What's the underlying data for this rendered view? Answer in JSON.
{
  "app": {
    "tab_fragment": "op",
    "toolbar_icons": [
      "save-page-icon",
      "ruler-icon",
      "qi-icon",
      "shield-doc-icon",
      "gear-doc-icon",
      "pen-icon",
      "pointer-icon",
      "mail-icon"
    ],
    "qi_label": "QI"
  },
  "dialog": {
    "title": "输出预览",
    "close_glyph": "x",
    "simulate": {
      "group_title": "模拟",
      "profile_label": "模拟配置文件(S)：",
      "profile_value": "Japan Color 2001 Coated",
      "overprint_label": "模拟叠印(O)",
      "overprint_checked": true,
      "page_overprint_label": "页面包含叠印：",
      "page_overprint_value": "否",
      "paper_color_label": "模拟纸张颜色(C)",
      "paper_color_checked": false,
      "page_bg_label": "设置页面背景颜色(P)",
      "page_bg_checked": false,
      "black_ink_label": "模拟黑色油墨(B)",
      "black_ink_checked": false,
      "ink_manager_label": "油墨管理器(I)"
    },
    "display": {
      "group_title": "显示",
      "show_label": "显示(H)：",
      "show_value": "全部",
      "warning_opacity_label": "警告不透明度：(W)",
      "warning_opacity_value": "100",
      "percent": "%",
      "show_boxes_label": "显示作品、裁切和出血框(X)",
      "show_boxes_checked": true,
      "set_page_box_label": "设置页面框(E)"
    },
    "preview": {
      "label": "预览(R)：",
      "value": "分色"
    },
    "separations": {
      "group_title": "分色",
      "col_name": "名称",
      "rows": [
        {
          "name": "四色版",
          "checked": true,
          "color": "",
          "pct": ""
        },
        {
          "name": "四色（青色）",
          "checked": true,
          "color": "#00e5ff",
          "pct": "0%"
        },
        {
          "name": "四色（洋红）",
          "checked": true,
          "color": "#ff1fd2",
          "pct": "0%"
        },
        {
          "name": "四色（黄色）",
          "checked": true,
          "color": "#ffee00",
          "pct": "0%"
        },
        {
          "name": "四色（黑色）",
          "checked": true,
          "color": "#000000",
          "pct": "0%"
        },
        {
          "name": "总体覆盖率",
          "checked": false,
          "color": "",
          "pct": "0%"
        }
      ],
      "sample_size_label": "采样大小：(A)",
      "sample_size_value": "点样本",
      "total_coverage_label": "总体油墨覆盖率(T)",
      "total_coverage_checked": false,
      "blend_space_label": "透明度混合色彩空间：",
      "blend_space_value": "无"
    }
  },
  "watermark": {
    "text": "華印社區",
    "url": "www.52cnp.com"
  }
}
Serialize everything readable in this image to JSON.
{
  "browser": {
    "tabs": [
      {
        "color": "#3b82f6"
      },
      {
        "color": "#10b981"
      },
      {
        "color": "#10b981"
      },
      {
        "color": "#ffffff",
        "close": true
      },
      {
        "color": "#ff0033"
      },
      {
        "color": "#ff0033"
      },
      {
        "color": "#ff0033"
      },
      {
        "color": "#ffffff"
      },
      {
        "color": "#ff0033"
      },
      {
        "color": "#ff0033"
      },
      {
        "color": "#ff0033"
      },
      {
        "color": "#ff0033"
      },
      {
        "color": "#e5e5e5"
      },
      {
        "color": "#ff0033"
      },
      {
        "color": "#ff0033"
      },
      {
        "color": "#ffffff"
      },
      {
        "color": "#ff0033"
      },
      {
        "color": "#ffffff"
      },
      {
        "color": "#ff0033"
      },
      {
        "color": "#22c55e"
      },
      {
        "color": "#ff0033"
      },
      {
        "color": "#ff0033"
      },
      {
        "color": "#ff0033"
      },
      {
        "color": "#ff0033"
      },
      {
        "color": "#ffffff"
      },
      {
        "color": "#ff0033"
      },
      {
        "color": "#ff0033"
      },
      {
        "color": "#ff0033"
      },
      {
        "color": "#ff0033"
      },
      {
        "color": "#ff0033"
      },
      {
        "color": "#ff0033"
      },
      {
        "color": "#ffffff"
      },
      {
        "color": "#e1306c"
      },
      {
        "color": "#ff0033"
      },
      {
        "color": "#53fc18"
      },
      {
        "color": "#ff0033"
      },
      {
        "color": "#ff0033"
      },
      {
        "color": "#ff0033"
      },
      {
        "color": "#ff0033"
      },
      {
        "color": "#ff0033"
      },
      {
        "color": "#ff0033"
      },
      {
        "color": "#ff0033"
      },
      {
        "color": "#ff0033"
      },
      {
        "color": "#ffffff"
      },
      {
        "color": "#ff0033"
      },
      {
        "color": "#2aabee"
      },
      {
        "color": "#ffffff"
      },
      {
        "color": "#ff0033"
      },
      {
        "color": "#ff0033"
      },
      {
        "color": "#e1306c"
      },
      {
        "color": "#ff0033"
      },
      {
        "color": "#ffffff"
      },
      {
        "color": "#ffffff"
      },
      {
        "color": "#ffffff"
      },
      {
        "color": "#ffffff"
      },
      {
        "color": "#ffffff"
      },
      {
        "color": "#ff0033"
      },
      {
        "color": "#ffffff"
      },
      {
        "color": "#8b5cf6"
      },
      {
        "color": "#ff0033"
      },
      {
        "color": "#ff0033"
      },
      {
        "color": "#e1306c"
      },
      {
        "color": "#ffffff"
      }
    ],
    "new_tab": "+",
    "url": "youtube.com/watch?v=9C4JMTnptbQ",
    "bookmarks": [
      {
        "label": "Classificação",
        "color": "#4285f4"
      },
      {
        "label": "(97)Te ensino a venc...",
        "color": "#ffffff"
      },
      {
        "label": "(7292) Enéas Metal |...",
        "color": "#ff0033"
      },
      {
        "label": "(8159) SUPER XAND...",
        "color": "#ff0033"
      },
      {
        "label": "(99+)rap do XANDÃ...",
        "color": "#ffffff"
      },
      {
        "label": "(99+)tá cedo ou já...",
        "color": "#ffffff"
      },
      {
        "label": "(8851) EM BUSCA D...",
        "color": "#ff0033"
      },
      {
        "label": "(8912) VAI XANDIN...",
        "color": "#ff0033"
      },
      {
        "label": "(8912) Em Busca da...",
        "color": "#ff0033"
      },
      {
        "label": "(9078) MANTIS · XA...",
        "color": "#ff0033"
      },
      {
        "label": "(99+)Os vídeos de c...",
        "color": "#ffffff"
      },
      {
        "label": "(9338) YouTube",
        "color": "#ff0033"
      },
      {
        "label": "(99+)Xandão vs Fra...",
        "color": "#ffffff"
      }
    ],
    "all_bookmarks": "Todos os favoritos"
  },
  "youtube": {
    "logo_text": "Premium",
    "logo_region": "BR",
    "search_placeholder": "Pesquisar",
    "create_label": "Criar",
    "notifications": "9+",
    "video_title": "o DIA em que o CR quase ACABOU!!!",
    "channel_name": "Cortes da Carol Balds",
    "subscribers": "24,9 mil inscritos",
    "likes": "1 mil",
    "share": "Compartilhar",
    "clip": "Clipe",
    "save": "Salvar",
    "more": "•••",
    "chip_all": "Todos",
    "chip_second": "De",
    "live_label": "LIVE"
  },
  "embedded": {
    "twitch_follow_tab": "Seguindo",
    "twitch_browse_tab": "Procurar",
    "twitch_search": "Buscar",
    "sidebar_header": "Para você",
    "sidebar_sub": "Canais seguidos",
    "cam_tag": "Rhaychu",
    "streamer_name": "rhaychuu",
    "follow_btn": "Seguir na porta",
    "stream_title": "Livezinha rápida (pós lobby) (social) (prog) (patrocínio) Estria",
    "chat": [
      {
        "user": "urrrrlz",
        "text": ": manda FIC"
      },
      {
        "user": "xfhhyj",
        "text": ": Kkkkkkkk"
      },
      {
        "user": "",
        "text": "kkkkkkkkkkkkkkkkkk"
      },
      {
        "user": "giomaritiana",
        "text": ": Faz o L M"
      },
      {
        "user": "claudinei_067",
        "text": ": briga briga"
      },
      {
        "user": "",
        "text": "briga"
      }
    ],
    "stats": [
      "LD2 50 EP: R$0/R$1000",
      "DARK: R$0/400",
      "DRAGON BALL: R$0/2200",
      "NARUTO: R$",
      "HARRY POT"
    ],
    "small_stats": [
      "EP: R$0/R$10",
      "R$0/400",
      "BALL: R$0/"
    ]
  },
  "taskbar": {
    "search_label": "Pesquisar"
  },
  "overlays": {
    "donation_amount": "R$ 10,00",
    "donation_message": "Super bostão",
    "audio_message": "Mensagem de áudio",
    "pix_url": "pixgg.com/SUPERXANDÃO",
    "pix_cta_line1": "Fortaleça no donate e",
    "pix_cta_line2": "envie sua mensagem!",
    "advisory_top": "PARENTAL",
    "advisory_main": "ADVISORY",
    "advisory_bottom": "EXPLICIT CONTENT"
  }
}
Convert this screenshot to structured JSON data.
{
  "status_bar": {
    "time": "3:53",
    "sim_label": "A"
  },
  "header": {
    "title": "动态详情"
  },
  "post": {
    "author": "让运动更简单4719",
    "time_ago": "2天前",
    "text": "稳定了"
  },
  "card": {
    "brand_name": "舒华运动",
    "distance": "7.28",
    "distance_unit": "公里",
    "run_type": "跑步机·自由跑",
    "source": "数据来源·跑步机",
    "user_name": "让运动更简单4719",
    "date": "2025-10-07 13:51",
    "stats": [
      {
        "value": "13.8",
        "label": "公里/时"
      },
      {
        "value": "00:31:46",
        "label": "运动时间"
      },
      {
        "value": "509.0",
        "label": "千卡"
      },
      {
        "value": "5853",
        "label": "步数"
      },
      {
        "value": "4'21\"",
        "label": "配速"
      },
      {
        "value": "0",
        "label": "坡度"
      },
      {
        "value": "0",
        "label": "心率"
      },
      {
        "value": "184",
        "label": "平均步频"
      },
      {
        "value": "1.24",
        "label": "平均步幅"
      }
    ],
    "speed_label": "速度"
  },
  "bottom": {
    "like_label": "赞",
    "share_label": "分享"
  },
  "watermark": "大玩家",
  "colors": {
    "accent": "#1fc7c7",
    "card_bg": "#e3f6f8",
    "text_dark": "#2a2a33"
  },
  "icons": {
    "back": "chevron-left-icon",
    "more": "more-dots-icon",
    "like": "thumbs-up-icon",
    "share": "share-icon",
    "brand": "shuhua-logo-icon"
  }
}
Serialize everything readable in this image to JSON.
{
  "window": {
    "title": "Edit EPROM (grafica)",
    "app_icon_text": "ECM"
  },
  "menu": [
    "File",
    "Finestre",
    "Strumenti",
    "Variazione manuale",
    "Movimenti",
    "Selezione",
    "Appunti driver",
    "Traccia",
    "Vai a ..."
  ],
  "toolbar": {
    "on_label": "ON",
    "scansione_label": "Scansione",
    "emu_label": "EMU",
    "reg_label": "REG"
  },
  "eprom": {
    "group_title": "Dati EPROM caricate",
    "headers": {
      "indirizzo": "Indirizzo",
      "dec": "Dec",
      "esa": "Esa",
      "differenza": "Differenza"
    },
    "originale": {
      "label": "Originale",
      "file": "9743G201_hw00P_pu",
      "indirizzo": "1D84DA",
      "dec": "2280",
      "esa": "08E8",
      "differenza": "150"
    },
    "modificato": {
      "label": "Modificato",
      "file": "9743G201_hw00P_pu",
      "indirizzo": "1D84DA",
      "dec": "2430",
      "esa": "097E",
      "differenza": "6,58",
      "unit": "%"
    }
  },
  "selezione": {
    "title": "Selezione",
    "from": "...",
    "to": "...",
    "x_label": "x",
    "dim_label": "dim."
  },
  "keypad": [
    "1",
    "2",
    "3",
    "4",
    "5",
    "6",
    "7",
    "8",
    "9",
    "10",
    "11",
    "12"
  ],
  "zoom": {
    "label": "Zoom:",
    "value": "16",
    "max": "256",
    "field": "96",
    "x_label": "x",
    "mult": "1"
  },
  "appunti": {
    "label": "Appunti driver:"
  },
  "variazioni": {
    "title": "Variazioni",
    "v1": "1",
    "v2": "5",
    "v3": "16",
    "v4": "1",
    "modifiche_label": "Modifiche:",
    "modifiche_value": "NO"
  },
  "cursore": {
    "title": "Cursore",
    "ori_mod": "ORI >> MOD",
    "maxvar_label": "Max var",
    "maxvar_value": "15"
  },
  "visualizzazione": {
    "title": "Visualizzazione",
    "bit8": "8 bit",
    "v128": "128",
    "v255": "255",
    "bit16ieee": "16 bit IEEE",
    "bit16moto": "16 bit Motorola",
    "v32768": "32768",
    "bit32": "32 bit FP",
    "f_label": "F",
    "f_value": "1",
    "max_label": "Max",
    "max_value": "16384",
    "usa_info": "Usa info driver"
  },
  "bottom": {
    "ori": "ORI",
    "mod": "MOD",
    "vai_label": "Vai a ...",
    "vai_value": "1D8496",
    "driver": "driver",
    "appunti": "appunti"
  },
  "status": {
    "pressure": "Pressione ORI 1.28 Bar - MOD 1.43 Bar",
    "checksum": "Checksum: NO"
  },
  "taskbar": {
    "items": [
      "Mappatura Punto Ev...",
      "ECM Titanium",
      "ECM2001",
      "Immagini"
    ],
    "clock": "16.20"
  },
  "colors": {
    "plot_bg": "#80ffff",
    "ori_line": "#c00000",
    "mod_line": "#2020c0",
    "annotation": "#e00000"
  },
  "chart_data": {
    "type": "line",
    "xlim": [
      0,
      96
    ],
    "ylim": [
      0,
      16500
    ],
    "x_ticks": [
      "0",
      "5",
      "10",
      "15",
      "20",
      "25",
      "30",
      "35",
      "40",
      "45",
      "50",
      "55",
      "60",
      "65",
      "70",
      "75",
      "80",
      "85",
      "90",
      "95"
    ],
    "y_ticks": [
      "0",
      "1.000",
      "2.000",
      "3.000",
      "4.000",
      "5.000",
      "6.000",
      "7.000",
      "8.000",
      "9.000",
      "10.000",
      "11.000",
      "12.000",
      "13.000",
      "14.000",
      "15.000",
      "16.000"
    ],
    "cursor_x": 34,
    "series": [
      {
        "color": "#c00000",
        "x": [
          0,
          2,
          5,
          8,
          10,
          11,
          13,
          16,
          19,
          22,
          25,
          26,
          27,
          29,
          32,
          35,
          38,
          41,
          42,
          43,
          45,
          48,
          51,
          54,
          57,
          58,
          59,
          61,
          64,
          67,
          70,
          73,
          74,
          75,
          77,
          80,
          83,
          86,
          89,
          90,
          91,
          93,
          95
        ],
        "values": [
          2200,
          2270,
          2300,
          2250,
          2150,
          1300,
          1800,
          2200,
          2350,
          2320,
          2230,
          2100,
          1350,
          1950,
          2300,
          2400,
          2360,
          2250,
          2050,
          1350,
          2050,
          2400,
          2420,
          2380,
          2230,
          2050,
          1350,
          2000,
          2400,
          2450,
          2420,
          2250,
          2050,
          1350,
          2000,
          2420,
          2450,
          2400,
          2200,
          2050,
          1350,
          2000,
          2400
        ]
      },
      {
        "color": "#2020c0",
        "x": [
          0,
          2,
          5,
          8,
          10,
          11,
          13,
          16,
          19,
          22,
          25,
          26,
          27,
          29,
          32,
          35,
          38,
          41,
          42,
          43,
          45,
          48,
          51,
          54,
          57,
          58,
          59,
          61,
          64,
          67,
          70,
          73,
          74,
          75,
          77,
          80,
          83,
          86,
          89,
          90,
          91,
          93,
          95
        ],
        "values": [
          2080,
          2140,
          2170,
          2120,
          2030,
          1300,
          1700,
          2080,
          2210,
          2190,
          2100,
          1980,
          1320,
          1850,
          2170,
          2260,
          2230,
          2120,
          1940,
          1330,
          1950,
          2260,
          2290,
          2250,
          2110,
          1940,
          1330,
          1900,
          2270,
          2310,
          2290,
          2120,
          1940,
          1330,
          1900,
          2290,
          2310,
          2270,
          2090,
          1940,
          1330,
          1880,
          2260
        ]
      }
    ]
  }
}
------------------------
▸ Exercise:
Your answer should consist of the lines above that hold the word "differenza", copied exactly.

▸ Response:
      "differenza": "Differenza"
      "differenza": "150"
      "differenza": "6,58",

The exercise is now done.